→ **TASK INSTRUCTIONS**
Each entry should be set down exactly as written, except for any picture it holds.

→ **DATASET**
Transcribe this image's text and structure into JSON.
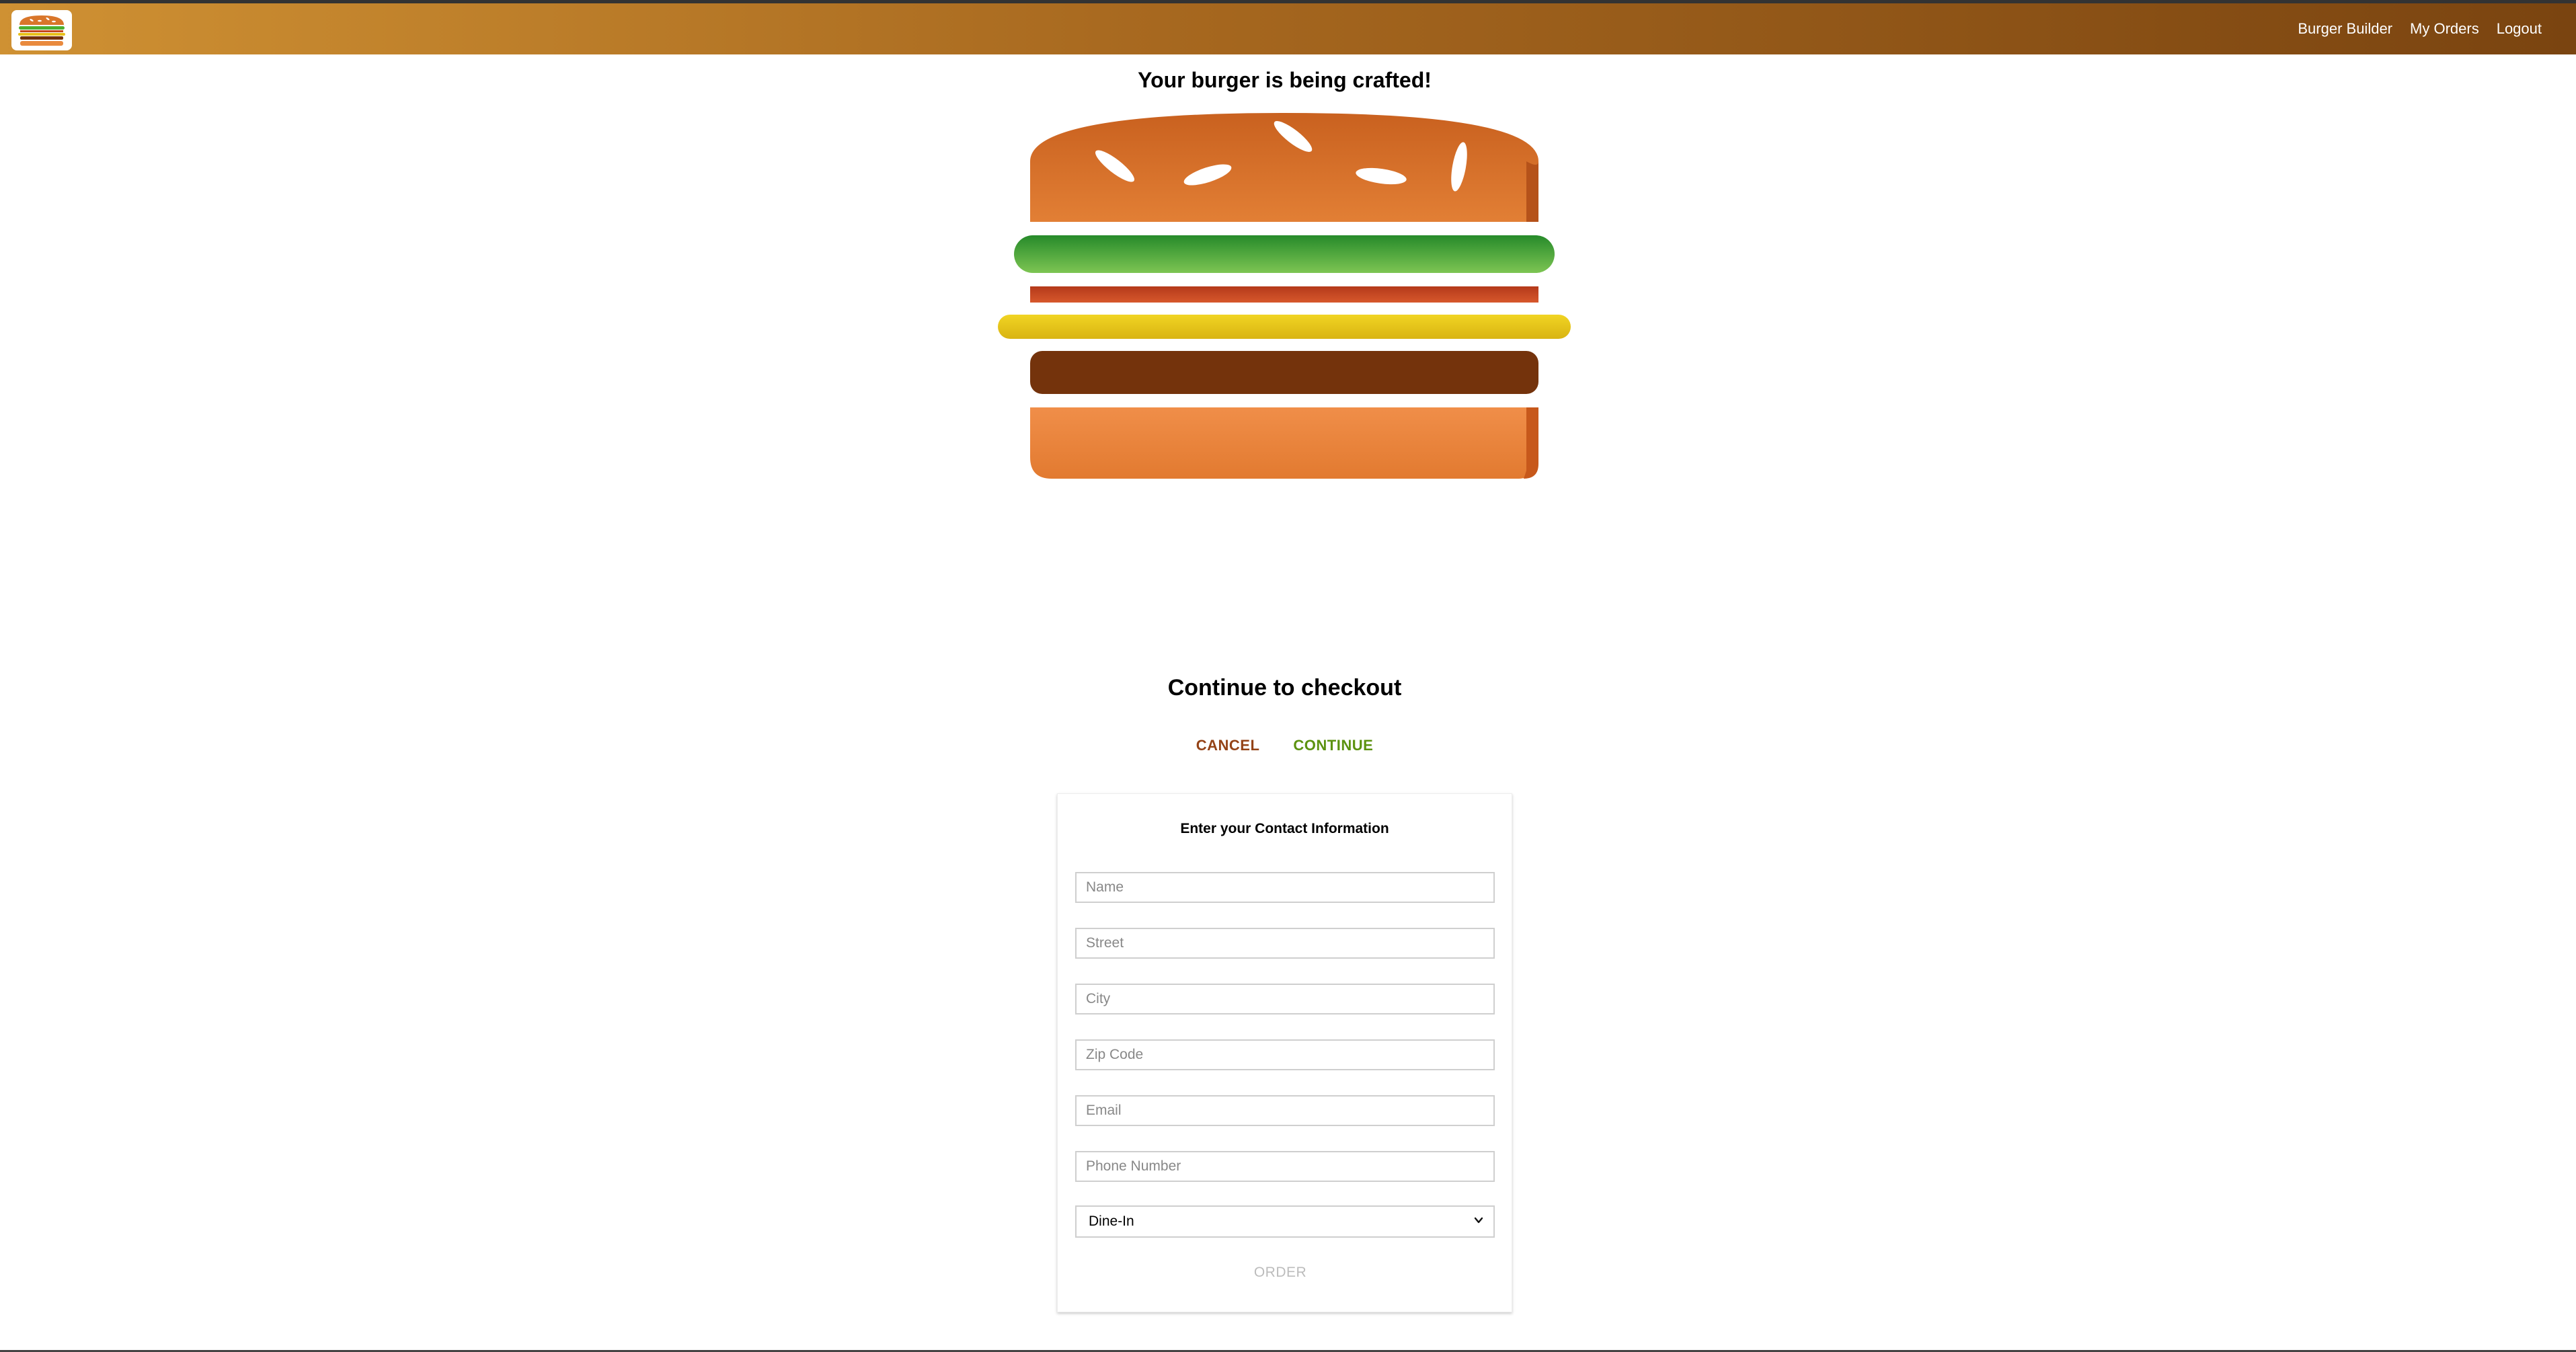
{
  "toolbar": {
    "logo_alt": "burger-logo",
    "nav": [
      {
        "label": "Burger Builder"
      },
      {
        "label": "My Orders"
      },
      {
        "label": "Logout"
      }
    ]
  },
  "burger": {
    "title": "Your burger is being crafted!",
    "ingredients": [
      "bread-top",
      "salad",
      "bacon",
      "cheese",
      "meat",
      "bread-bottom"
    ]
  },
  "checkout": {
    "title": "Continue to checkout",
    "cancel_label": "CANCEL",
    "continue_label": "CONTINUE"
  },
  "contact": {
    "title": "Enter your Contact Information",
    "fields": [
      {
        "placeholder": "Name",
        "value": ""
      },
      {
        "placeholder": "Street",
        "value": ""
      },
      {
        "placeholder": "City",
        "value": ""
      },
      {
        "placeholder": "Zip Code",
        "value": ""
      },
      {
        "placeholder": "Email",
        "value": ""
      },
      {
        "placeholder": "Phone Number",
        "value": ""
      }
    ],
    "delivery_method": "Dine-In",
    "order_label": "ORDER"
  },
  "colors": {
    "toolbar_start": "#cf9133",
    "toolbar_end": "#7a4410",
    "cancel": "#944317",
    "continue": "#5c9210",
    "order_disabled": "#bcbcbc"
  }
}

→ **WRITTEN REPLY**
Transcribe this image's text and structure into JSON.
{
  "toolbar": {
    "logo_alt": "burger-logo",
    "nav": [
      {
        "label": "Burger Builder"
      },
      {
        "label": "My Orders"
      },
      {
        "label": "Logout"
      }
    ]
  },
  "burger": {
    "title": "Your burger is being crafted!",
    "ingredients": [
      "bread-top",
      "salad",
      "bacon",
      "cheese",
      "meat",
      "bread-bottom"
    ]
  },
  "checkout": {
    "title": "Continue to checkout",
    "cancel_label": "CANCEL",
    "continue_label": "CONTINUE"
  },
  "contact": {
    "title": "Enter your Contact Information",
    "fields": [
      {
        "placeholder": "Name",
        "value": ""
      },
      {
        "placeholder": "Street",
        "value": ""
      },
      {
        "placeholder": "City",
        "value": ""
      },
      {
        "placeholder": "Zip Code",
        "value": ""
      },
      {
        "placeholder": "Email",
        "value": ""
      },
      {
        "placeholder": "Phone Number",
        "value": ""
      }
    ],
    "delivery_method": "Dine-In",
    "order_label": "ORDER"
  },
  "colors": {
    "toolbar_start": "#cf9133",
    "toolbar_end": "#7a4410",
    "cancel": "#944317",
    "continue": "#5c9210",
    "order_disabled": "#bcbcbc"
  }
}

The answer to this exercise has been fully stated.